The Defense Department is furthering its exploration of a new policy that would make the defense industry reveal more details before receiving public funding for independent research and development.
Currently, the Pentagon funds defense companies for the research and development they do since some of the products those companies create only have one consumer, the government. At times, those products never translate into products that can be put on the market for private consumption.
A Feb. 8 notice in the Federal Register is convening an industry day to discuss a rule change that may raise the barrier of entry for public research funds.
The rule would require companies competing for a contract to detail the nature and value of prospective IR&D projects the company would use to fulfill the contract. DoD would then use that information for evaluation purposes, the notice stated.

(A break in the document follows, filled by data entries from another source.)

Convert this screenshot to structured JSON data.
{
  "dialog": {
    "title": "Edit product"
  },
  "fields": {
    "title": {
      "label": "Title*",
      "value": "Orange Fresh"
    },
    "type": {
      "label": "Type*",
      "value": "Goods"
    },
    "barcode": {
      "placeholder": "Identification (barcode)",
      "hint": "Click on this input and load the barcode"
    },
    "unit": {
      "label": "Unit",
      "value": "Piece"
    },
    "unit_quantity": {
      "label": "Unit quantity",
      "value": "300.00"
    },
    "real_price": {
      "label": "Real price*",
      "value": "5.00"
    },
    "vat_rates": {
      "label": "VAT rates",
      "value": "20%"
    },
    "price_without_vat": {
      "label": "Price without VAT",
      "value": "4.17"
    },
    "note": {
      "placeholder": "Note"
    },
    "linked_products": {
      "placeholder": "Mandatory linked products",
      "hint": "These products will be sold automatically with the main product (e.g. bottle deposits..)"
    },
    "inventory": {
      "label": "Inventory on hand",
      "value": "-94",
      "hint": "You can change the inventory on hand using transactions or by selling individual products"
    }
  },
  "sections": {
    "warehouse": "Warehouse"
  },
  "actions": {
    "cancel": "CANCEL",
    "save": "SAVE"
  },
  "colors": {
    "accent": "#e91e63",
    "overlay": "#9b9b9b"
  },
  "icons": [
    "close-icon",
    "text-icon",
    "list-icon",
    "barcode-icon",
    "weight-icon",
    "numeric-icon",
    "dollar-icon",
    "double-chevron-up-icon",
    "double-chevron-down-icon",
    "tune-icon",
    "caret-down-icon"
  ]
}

Undersecretary of Defense for Acquisition, Technology and Logistics Frank Kendall laid out a plan for more uniform IR&D rules in his Better Buying Power 3.0 reforms back in April.
DoD implemented the provision as a means of cracking down on industry’s use of public funds for near-term goals, like reducing the price on a competitive item, and not to actually create intellectual property. The Pentagon said there was a disconnect between what the government was expecting and what industry was providing. As a result, DoD required reviews to ensure it was aware of industry’s goals and plans for a project before funding it.
The announcement caused a tizzy in the defense industry, which led to DoD releasing a white paper in August to allay companies’ fears over stricter rules.
The paper assured industry that DoD was not trying to strong-arm industry, but rather ensure a two-way dialogue that would provide for some minimum oversight.
“What I am looking for … is that there is some meaningful technical content in the award that’s been put out, that’s really the fundamental point,” Kendall said in September. “By requiring industry to tell government what it’s doing will encourage more meaningful content.”
The register notice seems to imply DoD is serious about implementing changes to the IR&D policy.
Some experts think industry takes advantage of DoD’s subsidies to companies for IR&D.
“It seems to me that what [is spent out of IR&D funding] in the name of research … is relatively small,” Subrata Ghoshroy, a former senior defense analyst at the Government Accountability Agency, told Federal News Radio. “The science and technology is an area in my opinion where actual scientific research takes place. The rest of the budget is not really doing that much research … it is any area where the corporations tend to make a lot more money by building prototypes and often they don’t go anywhere.”
In a 2011 article in the Bulletin of Atomic Scientists, Ghoshroy writes, “Congressional military committees have for years grossly abused the Defense R&D budget, using it to channel money to contractors in their districts via the earmarking process.”
In November, Kendall told industry he’d like to see industry make greater investments in innovation.
“Industry is doing a lot of stock buybacks, which I understand why they are doing it, that improves some financial metrics and so on, but I think a better investment for the long term is in technology for future products,” Kendall said.
DoD requested about $75 billion for research and development for fiscal 2016 — that’s about 12 percent of the entire defense budget. On the other hand, Wesley Bush, CEO of Northrop Grumman, said his company spent about 4 percent of its revenue on R&D this year.
That trend stays steady for most defense companies. Boeing spent a little over $3 billion in 2014 for R&D, about 3 percent of its total revenue, according to a report by AeroWeb, an aerospace and defense market company.
Similarly, Raytheon spent $500 million in 2014, only 2 percent of its total revenues.
A report by the Information Technology and Innovation Foundation found that R&D spending as a share of sales by defense contractors declined by nearly one-third between 1999 and 2012.
Non-government technology companies, by comparison, spend billions more and at a much higher percentage of their revenues on R&D. Apple spent $2 billion on R&D in the first quarter alone of 2015. Samsung spent $13.4 billion in 2014 on R&D and Microsoft spent $10.4 billion.
Gwynne Shotwell, president and COO of SpaceX, said defense industry R&D spending is “incredibly low” and that a huge part of the reason defense companies have an innovation problem is because of the low funding.
Defense companies, however, say that the marketplace is different from the commercial marketplace.
“The investments required are very large and they are very long-term before you get a return,” Kendall said. “We buy in many cases very specialized, very complicated, very expensive products that take a long time to develop and we buy them in an environment in which the assurance that there’s going to be sales is kind of limited.”
Bush said private R&D is a very limited view of what defense companies do. He said Northrop Grumman’s scientists usually have no idea if the project they are working on will translate to the marketplace.
Bush said his company is making investments in products it will not commercialize and the moment it is commercialized it begins to “wash away” technological superiority.
That, however, does not take into account if companies later release technologies commercially once the technology gap has been closed by adversaries.